Magic Wormhole is the intra team secure messaging tool you’ve been looking for.

At Monzo, we take security very seriously, you need to when you want to be trusted to run a bank. From the beginning we’ve been very diligent about using good sense security practices internally. Before i dive into how we use magic-wormhole i’d like to call out “the basics” that *everyone* should be using in 2017.

  • You should be using a password manager. 1Password is worth it.
  • Your hard disk should be encrypted. We use Macs, so that’s Filevault for us.
  • You should have 2 factor authentication turned on for everything. Especially email. Especially your VPNs, also your github. Everything.
  • You should be using a yubi key for your ssh key

We got all these things humming along nicely, and new staff members and engineers are helped to set up everything on their first day.

Previously we also taught engineers how to use GPG to send secrets to each other, but even with the best will in the world, gpg is a pain in the butt.

GPG also doesn’t have perfect forward secrecy, so if your secret key leaks, then one day that ciphertext that you’ve got lying around in Slack, or email might be decrypted again.

Then Filippo killed GPG.

While we were chatting at CCC last year Filippo sent me a file, using this weird command line dropbox like thing called magic-wormhole.

It seemed so wrong, he ran a command, and gave me a crazy short password: 4-trombonist-clockwork

I then ran wormhole receive, typed in the phrase above, and boom. The file was on my machine.

My first thought was, cool, but there is no way that’s secure.

But then i looked into it and now i’m a convert.

First, the elephant in the room. Entropy. There’s not much in that passphrase, just 2 words, each taken from a 256 long word list.

The 4- at the beginning of this passphrase is the “channel”, literally, the lowest current integer thats not being used right now.

Run magic wormhole right now, and there’s a 1 in 65,536 chance that you’ll get this exact password. trombonist-clockwork

But the beauty of magic wormhole, is an attacker gets exactly 1 chance to guess the passphrase, since magic wormhole quits if sees the wrong password sent to it’s channel.

This property is such that you know the secret (or file) will be delivered to exactly one recipient. Combined with checking with your colleague that they actually got what they were expecting makes for a nice secure way of shifting around secrets.

Hypothetically, an attacker might try attacking us 1 time, and get very very lucky on their first attempt, and if that happened we’d know because the intended recipient wouldn’t have got their secret, and we’d have to reset/revoke it.

But this is extremely unlikely. A much more likely scenario is that we’d see the transfer fail over and over again and we’d know the channel was being attacked.

We use magic wormhole to send credentials, logins, aws keys (which are themselves protected by MFA) and this type of thing.

The friction is low and the security is commensurate with the risk.

There’s some other methods that achieve the same result that are worth mentioning. In a server environment, where either sender, or receiver are not humans (laziness is part of your protection here) you should use Vault by Hashicorp.

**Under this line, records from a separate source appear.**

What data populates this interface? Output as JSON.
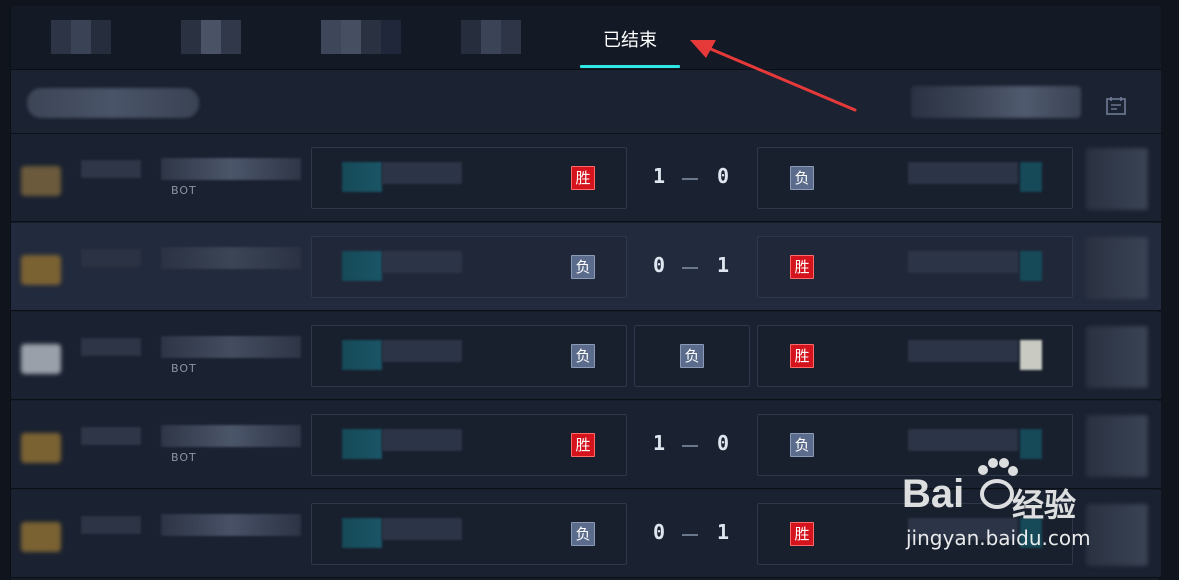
{
  "tabs": {
    "active_label": "已结束"
  },
  "matches": [
    {
      "left_result": "胜",
      "score_left": "1",
      "score_right": "0",
      "right_result": "负",
      "tag_left": "BOT",
      "show_score": true
    },
    {
      "left_result": "负",
      "score_left": "0",
      "score_right": "1",
      "right_result": "胜",
      "tag_left": "",
      "show_score": true
    },
    {
      "left_result": "负",
      "center_result": "负",
      "right_result": "胜",
      "tag_left": "BOT",
      "show_score": false
    },
    {
      "left_result": "胜",
      "score_left": "1",
      "score_right": "0",
      "right_result": "负",
      "tag_left": "BOT",
      "show_score": true
    },
    {
      "left_result": "负",
      "score_left": "0",
      "score_right": "1",
      "right_result": "胜",
      "tag_left": "",
      "show_score": true
    }
  ],
  "watermark": {
    "brand": "Bai",
    "brand_cn": "经验",
    "url": "jingyan.baidu.com"
  },
  "colors": {
    "accent": "#2ee6e4",
    "win": "#d4131d",
    "lose": "#5b6b8b",
    "arrow": "#e63a3a"
  },
  "icons": [
    "calendar-icon",
    "annotation-arrow",
    "baidu-paw-icon"
  ]
}
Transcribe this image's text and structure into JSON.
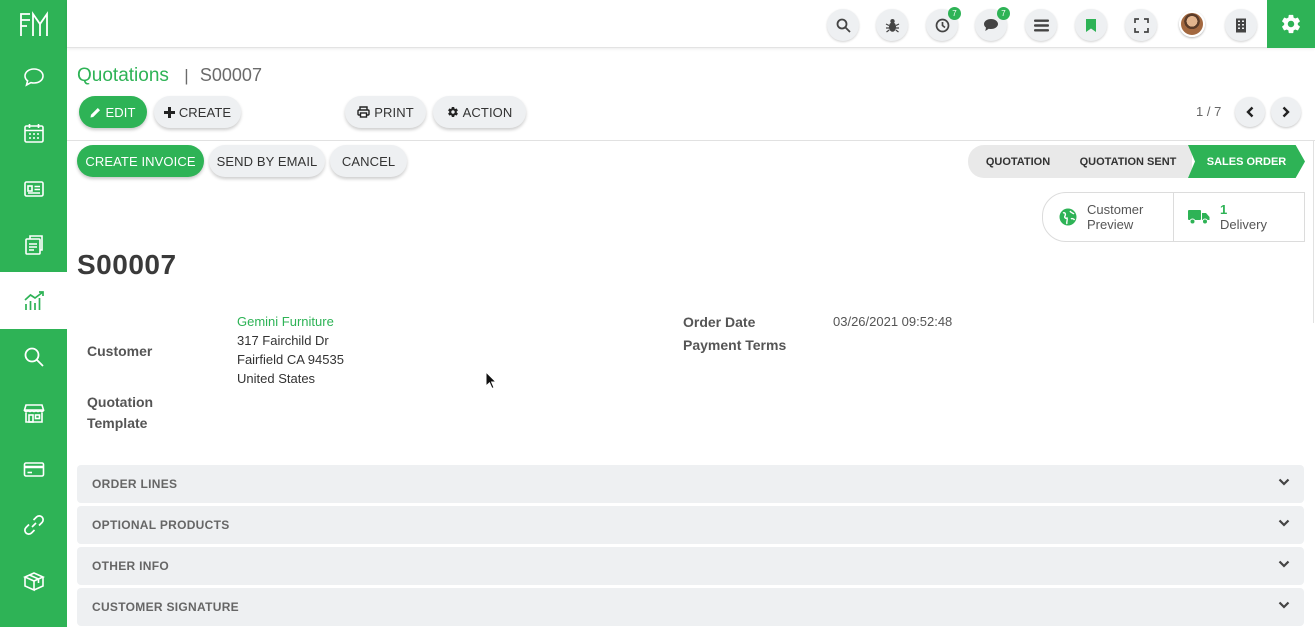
{
  "sidebar": {
    "logo_icon": "brand-logo-icon",
    "items": [
      {
        "icon": "chat-icon"
      },
      {
        "icon": "calendar-icon"
      },
      {
        "icon": "contacts-icon"
      },
      {
        "icon": "crm-icon"
      },
      {
        "icon": "sales-chart-icon",
        "active": true
      },
      {
        "icon": "search-icon"
      },
      {
        "icon": "store-icon"
      },
      {
        "icon": "card-icon"
      },
      {
        "icon": "link-icon"
      },
      {
        "icon": "gift-box-icon"
      }
    ]
  },
  "topbar": {
    "activity_badge": "7",
    "messages_badge": "7"
  },
  "breadcrumb": {
    "parent": "Quotations",
    "separator": "|",
    "current": "S00007"
  },
  "toolbar": {
    "edit_label": "EDIT",
    "create_label": "CREATE",
    "print_label": "PRINT",
    "action_label": "ACTION"
  },
  "pager": {
    "value": "1 / 7"
  },
  "header_buttons": {
    "create_invoice": "CREATE INVOICE",
    "send_by_email": "SEND BY EMAIL",
    "cancel": "CANCEL"
  },
  "status": {
    "stages": [
      "QUOTATION",
      "QUOTATION SENT",
      "SALES ORDER"
    ],
    "current": "SALES ORDER"
  },
  "smart_buttons": {
    "customer_preview_line1": "Customer",
    "customer_preview_line2": "Preview",
    "delivery_count": "1",
    "delivery_label": "Delivery"
  },
  "form": {
    "title": "S00007",
    "customer_label": "Customer",
    "customer_name": "Gemini Furniture",
    "address_line1": "317 Fairchild Dr",
    "address_line2": "Fairfield CA 94535",
    "address_line3": "United States",
    "template_label_line1": "Quotation",
    "template_label_line2": "Template",
    "order_date_label": "Order Date",
    "order_date_value": "03/26/2021 09:52:48",
    "payment_terms_label": "Payment Terms"
  },
  "sections": [
    {
      "title": "ORDER LINES"
    },
    {
      "title": "OPTIONAL PRODUCTS"
    },
    {
      "title": "OTHER INFO"
    },
    {
      "title": "CUSTOMER SIGNATURE"
    }
  ],
  "colors": {
    "brand": "#2eb356",
    "panel_grey": "#eef0f2"
  }
}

The other thing thats worth mentioning is that 1password lets you share secrets between vaults, so you can have a shared vault and move credentials in and out of there. Apparently they’ll soon have the ability to send credentials between team members directly, and then we’ll probably switch to that.

Need more convincing?